As I noted earlier–and as JonNC has noted far better in this thread–virtually every accusation against Luther falls under one of two categories:
- The category of subtle to blatant misrepresentation. For instance, the claim that Luther taught “faith alone” as a license for sin–far from it–Luther’s teachings on the absolute necessity of genuine sanctification, if anything, far outpaced those held by many of his Roman Catholic peers. Luther’s views on the necessity of genuine sanctification versus mere outward acts of penitence/piety were a driving force in countless sermons and works of Luther. And Luther’s frequent statements on sanctification became even more pointed in his later works as he combated the Antinomian heresy. The following passage is representative of what Luther notes throughout his works:
“The apostle refers to this subject in Romans 7: 5, 8, 23, and elsewhere, frequently explaining how, in the saints, there continue to remain various lusts of original sin, which constantly rise in the effort to break out, even gross external vices. These have to be resisted. They are strong enough utterly to enslave a man, to subject him to the deepest guilt, as Paul complains (Rom 7, 23); and they will surely do it unless the individual, by faith and the aid of the Holy Spirit, oppose and conquer them.
Therefore, saints must, by a vigorous and unceasing warfare, subdue their sinful lusts if they would not lose God’s grace and their faith. Paul says in Romans 8, 13: “If ye live after the flesh, ye must die; but if by the Spirit ye put to death the deeds of the body, ye shall live.” In order, then, to retain the Spirit and the incipient divine life, the Christian must contend against himself.” Luther, Sermon on Romans 8
- The category of hypocritical condemnation.

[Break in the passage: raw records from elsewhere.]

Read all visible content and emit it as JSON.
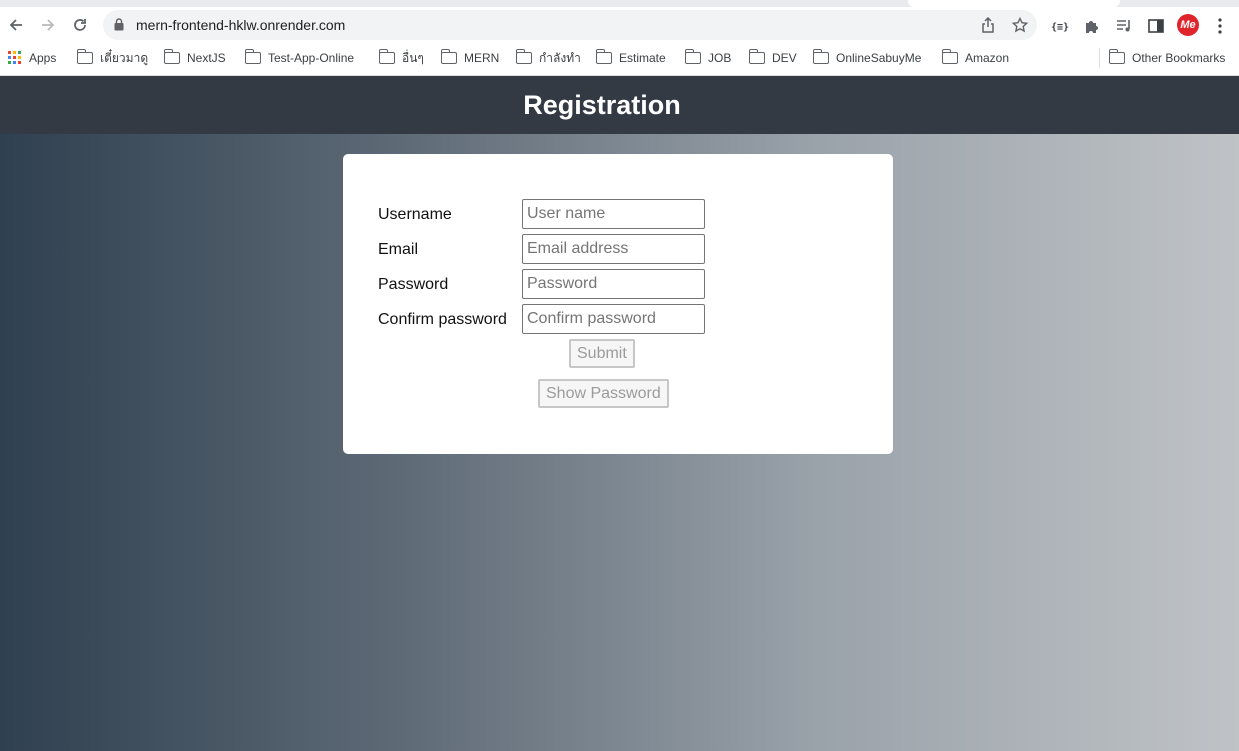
{
  "browser": {
    "url": "mern-frontend-hklw.onrender.com",
    "profile_initials": "Me",
    "bookmarks": [
      {
        "label": "Apps",
        "icon": "apps-grid-icon"
      },
      {
        "label": "เตี๋ยวมาดู",
        "icon": "folder-icon"
      },
      {
        "label": "NextJS",
        "icon": "folder-icon"
      },
      {
        "label": "Test-App-Online",
        "icon": "folder-icon"
      },
      {
        "label": "อื่นๆ",
        "icon": "folder-icon"
      },
      {
        "label": "MERN",
        "icon": "folder-icon"
      },
      {
        "label": "กำลังทำ",
        "icon": "folder-icon"
      },
      {
        "label": "Estimate",
        "icon": "folder-icon"
      },
      {
        "label": "JOB",
        "icon": "folder-icon"
      },
      {
        "label": "DEV",
        "icon": "folder-icon"
      },
      {
        "label": "OnlineSabuyMe",
        "icon": "folder-icon"
      },
      {
        "label": "Amazon",
        "icon": "folder-icon"
      }
    ],
    "other_bookmarks": "Other Bookmarks"
  },
  "page": {
    "title": "Registration",
    "form": {
      "fields": [
        {
          "label": "Username",
          "placeholder": "User name",
          "value": ""
        },
        {
          "label": "Email",
          "placeholder": "Email address",
          "value": ""
        },
        {
          "label": "Password",
          "placeholder": "Password",
          "value": ""
        },
        {
          "label": "Confirm password",
          "placeholder": "Confirm password",
          "value": ""
        }
      ],
      "submit_label": "Submit",
      "show_password_label": "Show Password"
    }
  },
  "colors": {
    "header_bg": "#343a43",
    "gradient_start": "#2f4050",
    "gradient_end": "#bfc3c6"
  }
}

For instance, pointing out Luther’s antisemitic statements and works while ignoring the countless antisemitic actions and works of the Roman Catholic Church (e.g. 16th century Papal Bulls calling for vile acts of antisemitism) and those of leading representatives of the Roman Catholic Church in Luther’s day (e.g. Johann Eck’s antisemitic works).
As always, it may be a week or more before I have time to follow up on this thread.